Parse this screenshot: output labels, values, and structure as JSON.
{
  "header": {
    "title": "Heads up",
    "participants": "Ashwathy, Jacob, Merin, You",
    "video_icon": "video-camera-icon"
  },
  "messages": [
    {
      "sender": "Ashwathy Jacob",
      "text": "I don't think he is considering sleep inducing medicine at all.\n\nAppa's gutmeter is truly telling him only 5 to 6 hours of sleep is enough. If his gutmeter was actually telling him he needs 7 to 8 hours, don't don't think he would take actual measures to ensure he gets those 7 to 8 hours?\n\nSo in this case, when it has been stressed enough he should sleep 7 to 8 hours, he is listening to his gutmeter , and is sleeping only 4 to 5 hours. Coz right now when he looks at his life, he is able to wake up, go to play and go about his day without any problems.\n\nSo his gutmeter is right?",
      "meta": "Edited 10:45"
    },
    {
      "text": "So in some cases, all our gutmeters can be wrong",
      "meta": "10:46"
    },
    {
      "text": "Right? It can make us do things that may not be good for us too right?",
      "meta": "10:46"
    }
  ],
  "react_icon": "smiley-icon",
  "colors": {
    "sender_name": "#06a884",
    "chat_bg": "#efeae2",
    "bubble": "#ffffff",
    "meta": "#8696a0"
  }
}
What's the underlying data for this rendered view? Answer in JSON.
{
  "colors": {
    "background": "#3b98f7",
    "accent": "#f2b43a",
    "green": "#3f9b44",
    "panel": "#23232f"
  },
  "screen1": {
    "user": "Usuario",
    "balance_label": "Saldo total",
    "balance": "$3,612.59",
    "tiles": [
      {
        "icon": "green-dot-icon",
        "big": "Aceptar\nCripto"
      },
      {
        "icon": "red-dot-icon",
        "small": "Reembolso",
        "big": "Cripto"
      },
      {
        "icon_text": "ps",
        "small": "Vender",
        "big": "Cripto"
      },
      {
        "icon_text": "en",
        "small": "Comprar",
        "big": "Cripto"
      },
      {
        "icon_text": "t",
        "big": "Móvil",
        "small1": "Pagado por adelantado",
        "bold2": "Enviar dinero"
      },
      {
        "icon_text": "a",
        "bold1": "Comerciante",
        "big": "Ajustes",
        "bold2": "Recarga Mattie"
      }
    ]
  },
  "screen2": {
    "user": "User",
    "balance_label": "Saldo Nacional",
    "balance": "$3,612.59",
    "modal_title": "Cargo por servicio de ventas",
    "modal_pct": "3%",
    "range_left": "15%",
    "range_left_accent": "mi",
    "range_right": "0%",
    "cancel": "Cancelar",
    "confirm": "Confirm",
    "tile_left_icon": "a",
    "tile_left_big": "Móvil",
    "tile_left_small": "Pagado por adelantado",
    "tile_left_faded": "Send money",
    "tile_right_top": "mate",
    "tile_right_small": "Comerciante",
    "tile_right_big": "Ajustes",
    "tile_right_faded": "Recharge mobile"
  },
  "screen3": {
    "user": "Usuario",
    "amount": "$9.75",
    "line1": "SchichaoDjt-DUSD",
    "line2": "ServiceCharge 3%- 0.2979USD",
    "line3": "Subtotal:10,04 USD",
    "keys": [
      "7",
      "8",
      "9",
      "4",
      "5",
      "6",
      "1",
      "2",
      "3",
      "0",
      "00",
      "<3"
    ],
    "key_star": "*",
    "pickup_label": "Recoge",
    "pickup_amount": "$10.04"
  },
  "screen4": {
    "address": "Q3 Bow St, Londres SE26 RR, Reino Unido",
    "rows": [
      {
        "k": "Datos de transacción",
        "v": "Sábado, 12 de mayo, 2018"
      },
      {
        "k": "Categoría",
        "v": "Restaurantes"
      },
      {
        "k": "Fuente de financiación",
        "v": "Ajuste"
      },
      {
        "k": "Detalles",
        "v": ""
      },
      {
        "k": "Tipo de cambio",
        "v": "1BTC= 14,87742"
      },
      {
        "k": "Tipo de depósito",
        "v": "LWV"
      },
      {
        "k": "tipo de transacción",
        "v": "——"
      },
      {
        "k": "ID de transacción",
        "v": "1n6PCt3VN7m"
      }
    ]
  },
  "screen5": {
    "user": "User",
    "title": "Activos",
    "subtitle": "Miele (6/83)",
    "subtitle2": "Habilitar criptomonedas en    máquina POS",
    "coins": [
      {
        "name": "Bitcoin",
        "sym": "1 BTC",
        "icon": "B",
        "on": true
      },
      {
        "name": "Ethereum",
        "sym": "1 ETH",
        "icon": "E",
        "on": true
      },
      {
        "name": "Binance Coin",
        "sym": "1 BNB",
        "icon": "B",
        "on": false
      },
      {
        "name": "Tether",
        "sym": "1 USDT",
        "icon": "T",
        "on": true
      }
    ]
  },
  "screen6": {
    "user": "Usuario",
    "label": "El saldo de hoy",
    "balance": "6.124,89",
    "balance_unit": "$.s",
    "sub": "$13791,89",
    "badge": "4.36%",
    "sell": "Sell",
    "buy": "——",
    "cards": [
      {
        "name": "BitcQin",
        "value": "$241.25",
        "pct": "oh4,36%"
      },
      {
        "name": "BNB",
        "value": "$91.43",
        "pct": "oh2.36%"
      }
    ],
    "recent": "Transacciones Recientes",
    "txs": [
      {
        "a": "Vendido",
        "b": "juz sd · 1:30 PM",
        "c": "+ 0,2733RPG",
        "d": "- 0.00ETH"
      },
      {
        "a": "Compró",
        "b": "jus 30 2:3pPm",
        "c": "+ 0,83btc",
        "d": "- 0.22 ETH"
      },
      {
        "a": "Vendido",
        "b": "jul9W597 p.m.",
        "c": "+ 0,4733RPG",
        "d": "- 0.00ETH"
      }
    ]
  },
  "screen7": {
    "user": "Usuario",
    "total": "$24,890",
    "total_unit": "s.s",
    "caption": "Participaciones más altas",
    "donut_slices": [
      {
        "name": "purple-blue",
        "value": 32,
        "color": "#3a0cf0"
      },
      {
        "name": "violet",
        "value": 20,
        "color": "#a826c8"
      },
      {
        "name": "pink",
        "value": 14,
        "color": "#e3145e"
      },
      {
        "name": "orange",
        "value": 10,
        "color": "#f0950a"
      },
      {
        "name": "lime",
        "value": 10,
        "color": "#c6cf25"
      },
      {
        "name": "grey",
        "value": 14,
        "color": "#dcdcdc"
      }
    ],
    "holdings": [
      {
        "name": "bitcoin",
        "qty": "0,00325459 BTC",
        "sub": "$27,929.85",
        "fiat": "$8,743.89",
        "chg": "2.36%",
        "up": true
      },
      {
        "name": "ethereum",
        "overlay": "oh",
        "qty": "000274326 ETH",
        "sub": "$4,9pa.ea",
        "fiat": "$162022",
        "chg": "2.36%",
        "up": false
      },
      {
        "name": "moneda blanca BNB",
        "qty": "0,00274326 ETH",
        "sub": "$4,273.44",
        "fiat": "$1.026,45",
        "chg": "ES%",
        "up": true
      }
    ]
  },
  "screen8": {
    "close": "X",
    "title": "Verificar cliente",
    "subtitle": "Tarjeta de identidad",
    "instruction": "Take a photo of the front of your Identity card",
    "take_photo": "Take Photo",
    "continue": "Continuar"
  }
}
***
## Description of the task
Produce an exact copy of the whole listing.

## Reply
Parse this screenshot: output labels, values, and structure as JSON.
{
  "header": {
    "title": "Heads up",
    "participants": "Ashwathy, Jacob, Merin, You",
    "video_icon": "video-camera-icon"
  },
  "messages": [
    {
      "sender": "Ashwathy Jacob",
      "text": "I don't think he is considering sleep inducing medicine at all.\n\nAppa's gutmeter is truly telling him only 5 to 6 hours of sleep is enough. If his gutmeter was actually telling him he needs 7 to 8 hours, don't don't think he would take actual measures to ensure he gets those 7 to 8 hours?\n\nSo in this case, when it has been stressed enough he should sleep 7 to 8 hours, he is listening to his gutmeter , and is sleeping only 4 to 5 hours. Coz right now when he looks at his life, he is able to wake up, go to play and go about his day without any problems.\n\nSo his gutmeter is right?",
      "meta": "Edited 10:45"
    },
    {
      "text": "So in some cases, all our gutmeters can be wrong",
      "meta": "10:46"
    },
    {
      "text": "Right? It can make us do things that may not be good for us too right?",
      "meta": "10:46"
    }
  ],
  "react_icon": "smiley-icon",
  "colors": {
    "sender_name": "#06a884",
    "chat_bg": "#efeae2",
    "bubble": "#ffffff",
    "meta": "#8696a0"
  }
}
What's the underlying data for this rendered view? Answer in JSON.
{
  "colors": {
    "background": "#3b98f7",
    "accent": "#f2b43a",
    "green": "#3f9b44",
    "panel": "#23232f"
  },
  "screen1": {
    "user": "Usuario",
    "balance_label": "Saldo total",
    "balance": "$3,612.59",
    "tiles": [
      {
        "icon": "green-dot-icon",
        "big": "Aceptar\nCripto"
      },
      {
        "icon": "red-dot-icon",
        "small": "Reembolso",
        "big": "Cripto"
      },
      {
        "icon_text": "ps",
        "small": "Vender",
        "big": "Cripto"
      },
      {
        "icon_text": "en",
        "small": "Comprar",
        "big": "Cripto"
      },
      {
        "icon_text": "t",
        "big": "Móvil",
        "small1": "Pagado por adelantado",
        "bold2": "Enviar dinero"
      },
      {
        "icon_text": "a",
        "bold1": "Comerciante",
        "big": "Ajustes",
        "bold2": "Recarga Mattie"
      }
    ]
  },
  "screen2": {
    "user": "User",
    "balance_label": "Saldo Nacional",
    "balance": "$3,612.59",
    "modal_title": "Cargo por servicio de ventas",
    "modal_pct": "3%",
    "range_left": "15%",
    "range_left_accent": "mi",
    "range_right": "0%",
    "cancel": "Cancelar",
    "confirm": "Confirm",
    "tile_left_icon": "a",
    "tile_left_big": "Móvil",
    "tile_left_small": "Pagado por adelantado",
    "tile_left_faded": "Send money",
    "tile_right_top": "mate",
    "tile_right_small": "Comerciante",
    "tile_right_big": "Ajustes",
    "tile_right_faded": "Recharge mobile"
  },
  "screen3": {
    "user": "Usuario",
    "amount": "$9.75",
    "line1": "SchichaoDjt-DUSD",
    "line2": "ServiceCharge 3%- 0.2979USD",
    "line3": "Subtotal:10,04 USD",
    "keys": [
      "7",
      "8",
      "9",
      "4",
      "5",
      "6",
      "1",
      "2",
      "3",
      "0",
      "00",
      "<3"
    ],
    "key_star": "*",
    "pickup_label": "Recoge",
    "pickup_amount": "$10.04"
  },
  "screen4": {
    "address": "Q3 Bow St, Londres SE26 RR, Reino Unido",
    "rows": [
      {
        "k": "Datos de transacción",
        "v": "Sábado, 12 de mayo, 2018"
      },
      {
        "k": "Categoría",
        "v": "Restaurantes"
      },
      {
        "k": "Fuente de financiación",
        "v": "Ajuste"
      },
      {
        "k": "Detalles",
        "v": ""
      },
      {
        "k": "Tipo de cambio",
        "v": "1BTC= 14,87742"
      },
      {
        "k": "Tipo de depósito",
        "v": "LWV"
      },
      {
        "k": "tipo de transacción",
        "v": "——"
      },
      {
        "k": "ID de transacción",
        "v": "1n6PCt3VN7m"
      }
    ]
  },
  "screen5": {
    "user": "User",
    "title": "Activos",
    "subtitle": "Miele (6/83)",
    "subtitle2": "Habilitar criptomonedas en    máquina POS",
    "coins": [
      {
        "name": "Bitcoin",
        "sym": "1 BTC",
        "icon": "B",
        "on": true
      },
      {
        "name": "Ethereum",
        "sym": "1 ETH",
        "icon": "E",
        "on": true
      },
      {
        "name": "Binance Coin",
        "sym": "1 BNB",
        "icon": "B",
        "on": false
      },
      {
        "name": "Tether",
        "sym": "1 USDT",
        "icon": "T",
        "on": true
      }
    ]
  },
  "screen6": {
    "user": "Usuario",
    "label": "El saldo de hoy",
    "balance": "6.124,89",
    "balance_unit": "$.s",
    "sub": "$13791,89",
    "badge": "4.36%",
    "sell": "Sell",
    "buy": "——",
    "cards": [
      {
        "name": "BitcQin",
        "value": "$241.25",
        "pct": "oh4,36%"
      },
      {
        "name": "BNB",
        "value": "$91.43",
        "pct": "oh2.36%"
      }
    ],
    "recent": "Transacciones Recientes",
    "txs": [
      {
        "a": "Vendido",
        "b": "juz sd · 1:30 PM",
        "c": "+ 0,2733RPG",
        "d": "- 0.00ETH"
      },
      {
        "a": "Compró",
        "b": "jus 30 2:3pPm",
        "c": "+ 0,83btc",
        "d": "- 0.22 ETH"
      },
      {
        "a": "Vendido",
        "b": "jul9W597 p.m.",
        "c": "+ 0,4733RPG",
        "d": "- 0.00ETH"
      }
    ]
  },
  "screen7": {
    "user": "Usuario",
    "total": "$24,890",
    "total_unit": "s.s",
    "caption": "Participaciones más altas",
    "donut_slices": [
      {
        "name": "purple-blue",
        "value": 32,
        "color": "#3a0cf0"
      },
      {
        "name": "violet",
        "value": 20,
        "color": "#a826c8"
      },
      {
        "name": "pink",
        "value": 14,
        "color": "#e3145e"
      },
      {
        "name": "orange",
        "value": 10,
        "color": "#f0950a"
      },
      {
        "name": "lime",
        "value": 10,
        "color": "#c6cf25"
      },
      {
        "name": "grey",
        "value": 14,
        "color": "#dcdcdc"
      }
    ],
    "holdings": [
      {
        "name": "bitcoin",
        "qty": "0,00325459 BTC",
        "sub": "$27,929.85",
        "fiat": "$8,743.89",
        "chg": "2.36%",
        "up": true
      },
      {
        "name": "ethereum",
        "overlay": "oh",
        "qty": "000274326 ETH",
        "sub": "$4,9pa.ea",
        "fiat": "$162022",
        "chg": "2.36%",
        "up": false
      },
      {
        "name": "moneda blanca BNB",
        "qty": "0,00274326 ETH",
        "sub": "$4,273.44",
        "fiat": "$1.026,45",
        "chg": "ES%",
        "up": true
      }
    ]
  },
  "screen8": {
    "close": "X",
    "title": "Verificar cliente",
    "subtitle": "Tarjeta de identidad",
    "instruction": "Take a photo of the front of your Identity card",
    "take_photo": "Take Photo",
    "continue": "Continuar"
  }
}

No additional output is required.